WHAT IS NEEDED
Each record below needs to be copied out exactly as it stands.

RECORDS
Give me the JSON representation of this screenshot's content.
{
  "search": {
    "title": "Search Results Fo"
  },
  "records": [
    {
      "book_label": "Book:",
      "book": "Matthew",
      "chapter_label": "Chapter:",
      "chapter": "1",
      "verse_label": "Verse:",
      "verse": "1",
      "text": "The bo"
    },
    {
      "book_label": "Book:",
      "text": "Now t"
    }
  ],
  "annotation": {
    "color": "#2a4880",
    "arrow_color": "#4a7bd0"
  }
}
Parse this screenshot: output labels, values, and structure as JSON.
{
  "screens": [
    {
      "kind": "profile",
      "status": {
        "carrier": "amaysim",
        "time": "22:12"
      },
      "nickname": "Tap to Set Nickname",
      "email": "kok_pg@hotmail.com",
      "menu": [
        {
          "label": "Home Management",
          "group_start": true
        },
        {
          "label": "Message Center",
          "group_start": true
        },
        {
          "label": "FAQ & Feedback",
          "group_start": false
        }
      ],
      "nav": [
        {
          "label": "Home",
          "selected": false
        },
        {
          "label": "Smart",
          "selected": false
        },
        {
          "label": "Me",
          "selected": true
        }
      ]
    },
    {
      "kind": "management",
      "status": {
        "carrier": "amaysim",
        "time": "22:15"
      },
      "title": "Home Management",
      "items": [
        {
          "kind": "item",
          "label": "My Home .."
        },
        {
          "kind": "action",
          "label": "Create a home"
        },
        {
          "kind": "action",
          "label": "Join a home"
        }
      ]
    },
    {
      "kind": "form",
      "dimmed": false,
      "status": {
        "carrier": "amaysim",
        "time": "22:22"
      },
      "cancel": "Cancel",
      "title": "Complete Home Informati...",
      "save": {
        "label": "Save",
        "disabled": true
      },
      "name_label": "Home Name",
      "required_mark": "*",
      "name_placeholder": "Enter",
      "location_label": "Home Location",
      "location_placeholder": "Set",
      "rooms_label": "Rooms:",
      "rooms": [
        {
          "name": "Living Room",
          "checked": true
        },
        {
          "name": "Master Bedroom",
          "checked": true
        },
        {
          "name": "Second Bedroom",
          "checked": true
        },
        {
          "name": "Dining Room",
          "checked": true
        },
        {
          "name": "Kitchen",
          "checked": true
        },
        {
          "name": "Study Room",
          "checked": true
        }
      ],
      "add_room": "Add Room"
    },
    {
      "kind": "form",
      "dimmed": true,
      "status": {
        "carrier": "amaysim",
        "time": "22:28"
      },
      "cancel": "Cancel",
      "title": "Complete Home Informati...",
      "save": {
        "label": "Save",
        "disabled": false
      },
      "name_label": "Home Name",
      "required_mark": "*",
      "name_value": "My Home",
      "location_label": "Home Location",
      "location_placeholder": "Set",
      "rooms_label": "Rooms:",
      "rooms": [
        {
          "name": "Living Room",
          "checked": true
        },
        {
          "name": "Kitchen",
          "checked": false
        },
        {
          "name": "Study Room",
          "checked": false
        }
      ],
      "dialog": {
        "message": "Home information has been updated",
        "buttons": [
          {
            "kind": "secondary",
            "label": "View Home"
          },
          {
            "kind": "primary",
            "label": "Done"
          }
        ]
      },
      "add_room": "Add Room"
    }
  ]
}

WRITTEN ANSWER
Give me the JSON representation of this screenshot's content.
{
  "search": {
    "title": "Search Results Fo"
  },
  "records": [
    {
      "book_label": "Book:",
      "book": "Matthew",
      "chapter_label": "Chapter:",
      "chapter": "1",
      "verse_label": "Verse:",
      "verse": "1",
      "text": "The bo"
    },
    {
      "book_label": "Book:",
      "text": "Now t"
    }
  ],
  "annotation": {
    "color": "#2a4880",
    "arrow_color": "#4a7bd0"
  }
}
Parse this screenshot: output labels, values, and structure as JSON.
{
  "screens": [
    {
      "kind": "profile",
      "status": {
        "carrier": "amaysim",
        "time": "22:12"
      },
      "nickname": "Tap to Set Nickname",
      "email": "kok_pg@hotmail.com",
      "menu": [
        {
          "label": "Home Management",
          "group_start": true
        },
        {
          "label": "Message Center",
          "group_start": true
        },
        {
          "label": "FAQ & Feedback",
          "group_start": false
        }
      ],
      "nav": [
        {
          "label": "Home",
          "selected": false
        },
        {
          "label": "Smart",
          "selected": false
        },
        {
          "label": "Me",
          "selected": true
        }
      ]
    },
    {
      "kind": "management",
      "status": {
        "carrier": "amaysim",
        "time": "22:15"
      },
      "title": "Home Management",
      "items": [
        {
          "kind": "item",
          "label": "My Home .."
        },
        {
          "kind": "action",
          "label": "Create a home"
        },
        {
          "kind": "action",
          "label": "Join a home"
        }
      ]
    },
    {
      "kind": "form",
      "dimmed": false,
      "status": {
        "carrier": "amaysim",
        "time": "22:22"
      },
      "cancel": "Cancel",
      "title": "Complete Home Informati...",
      "save": {
        "label": "Save",
        "disabled": true
      },
      "name_label": "Home Name",
      "required_mark": "*",
      "name_placeholder": "Enter",
      "location_label": "Home Location",
      "location_placeholder": "Set",
      "rooms_label": "Rooms:",
      "rooms": [
        {
          "name": "Living Room",
          "checked": true
        },
        {
          "name": "Master Bedroom",
          "checked": true
        },
        {
          "name": "Second Bedroom",
          "checked": true
        },
        {
          "name": "Dining Room",
          "checked": true
        },
        {
          "name": "Kitchen",
          "checked": true
        },
        {
          "name": "Study Room",
          "checked": true
        }
      ],
      "add_room": "Add Room"
    },
    {
      "kind": "form",
      "dimmed": true,
      "status": {
        "carrier": "amaysim",
        "time": "22:28"
      },
      "cancel": "Cancel",
      "title": "Complete Home Informati...",
      "save": {
        "label": "Save",
        "disabled": false
      },
      "name_label": "Home Name",
      "required_mark": "*",
      "name_value": "My Home",
      "location_label": "Home Location",
      "location_placeholder": "Set",
      "rooms_label": "Rooms:",
      "rooms": [
        {
          "name": "Living Room",
          "checked": true
        },
        {
          "name": "Kitchen",
          "checked": false
        },
        {
          "name": "Study Room",
          "checked": false
        }
      ],
      "dialog": {
        "message": "Home information has been updated",
        "buttons": [
          {
            "kind": "secondary",
            "label": "View Home"
          },
          {
            "kind": "primary",
            "label": "Done"
          }
        ]
      },
      "add_room": "Add Room"
    }
  ]
}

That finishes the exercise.